Booth, Stephen, “Sonnet 30,” in Shakespeare’s Sonnets, Yale University Press, 1977, pp. 181-83.
Fineman, Joel, Shakespeare’s Perjured Eye, University of California Press, 1986.
Hammond, Gerald, The Reader and Shakespeare’s Young Man Sonnets, Barnes and Noble Publishing, 1981, pp. 40-2 and 166-68.
Landry, Hilton, ed., New Essays on Shakespeare’s Sonnets, AMS Press, 1976.
Muir, Kenneth, Shakespeare’s Sonnets, George Allen and Unwin, 1979, pp. 57-8.
Pequigney, Joseph, Such Is My Love, University of Chicago Press, 1985.
Shakespeare, William, The Complete Works of Shakespeare: Revised Edition, edited by Hardin Craig and David Bevington, Scott, Foresman and Company, 1973.
Auden, W. H., introduction to The Sonnets by William Shakespeare, edited by William Burto, New American Library, 1964, pp. xvii-xxxvii.
A wide-ranging discussion touching on several issues related to the sonnets, including style, themes and form.
Muir, Kenneth, Shakespeare’s Sonnets, George Allen & Unwin, 1979.
A concise overview of major issues in criticism of Shakespeare’s sonnets, including style, dates of composition, and publication, sequence and relation to other of Shakespeare’s works.
Smith, Barbara Hernstein, ed., Sonnets, by William Shakespeare, New York University Press, 1969.
This edition offers students a glossed collection of the sonnets, supported by an introduction, commentary and thematic index.
Wilson, John Dover, ed., The Sonnets by William Shakespeare, Cambridge University Press, 1966.

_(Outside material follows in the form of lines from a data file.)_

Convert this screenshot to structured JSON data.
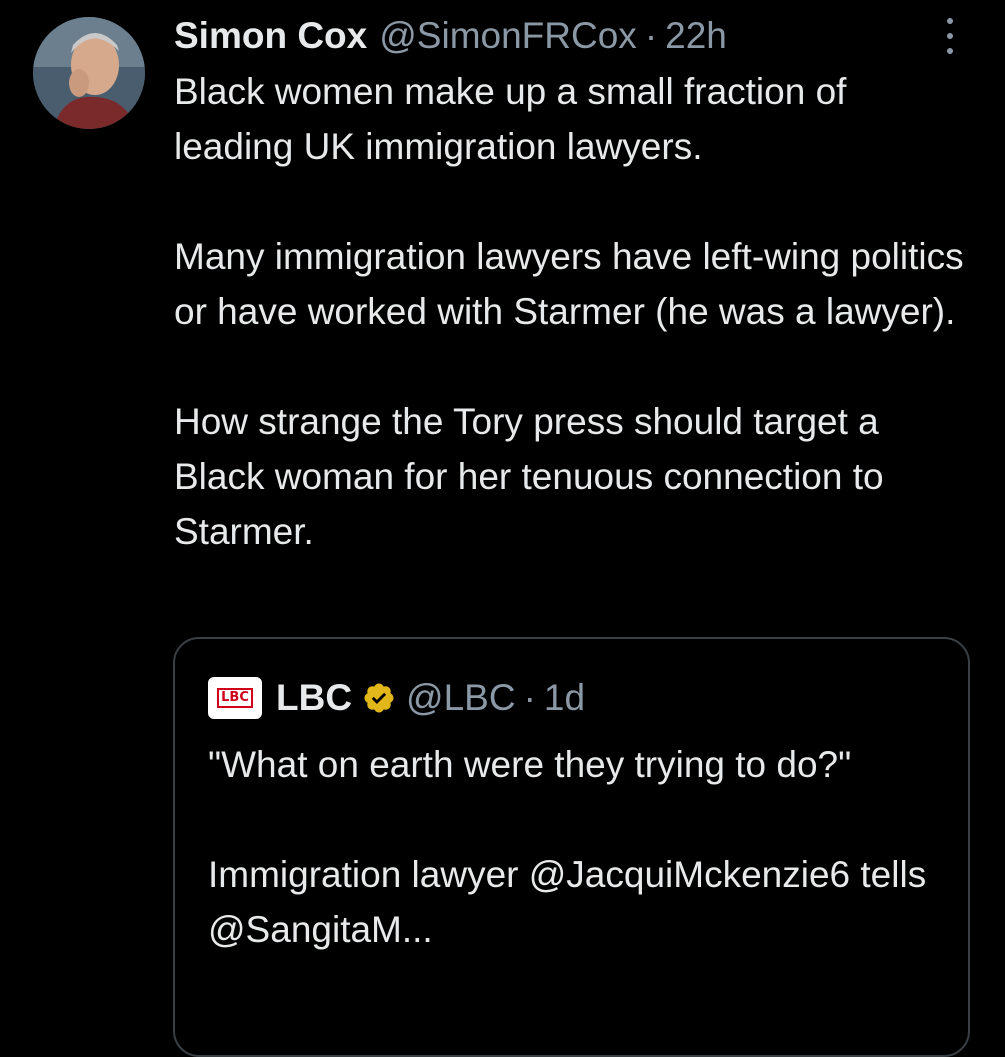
{
  "tweet": {
    "author_name": "Simon Cox",
    "author_handle": "@SimonFRCox",
    "separator": "·",
    "time": "22h",
    "more_icon": "more-vertical-icon",
    "paragraphs": [
      "Black women make up a small fraction of leading UK immigration lawyers.",
      "Many immigration lawyers have left-wing politics or have worked with Starmer (he was a lawyer).",
      "How strange the Tory press should target a Black woman for her tenuous connection to Starmer."
    ]
  },
  "quoted": {
    "logo_text": "LBC",
    "author_name": "LBC",
    "verified_icon": "verified-badge-icon",
    "author_handle": "@LBC",
    "separator": "·",
    "time": "1d",
    "paragraphs": [
      "\"What on earth were they trying to do?\"",
      "Immigration lawyer @JacquiMckenzie6 tells @SangitaM..."
    ]
  },
  "colors": {
    "background": "#000000",
    "primary_text": "#e7e9ea",
    "secondary_text": "#8b98a5",
    "border": "#3a3f44",
    "verified_gold": "#e2b719",
    "lbc_red": "#d0021b"
  }
}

Wilson’s writing is academic but accessible to younger readers, offering extensive introductory material and notes to the collected sonnets.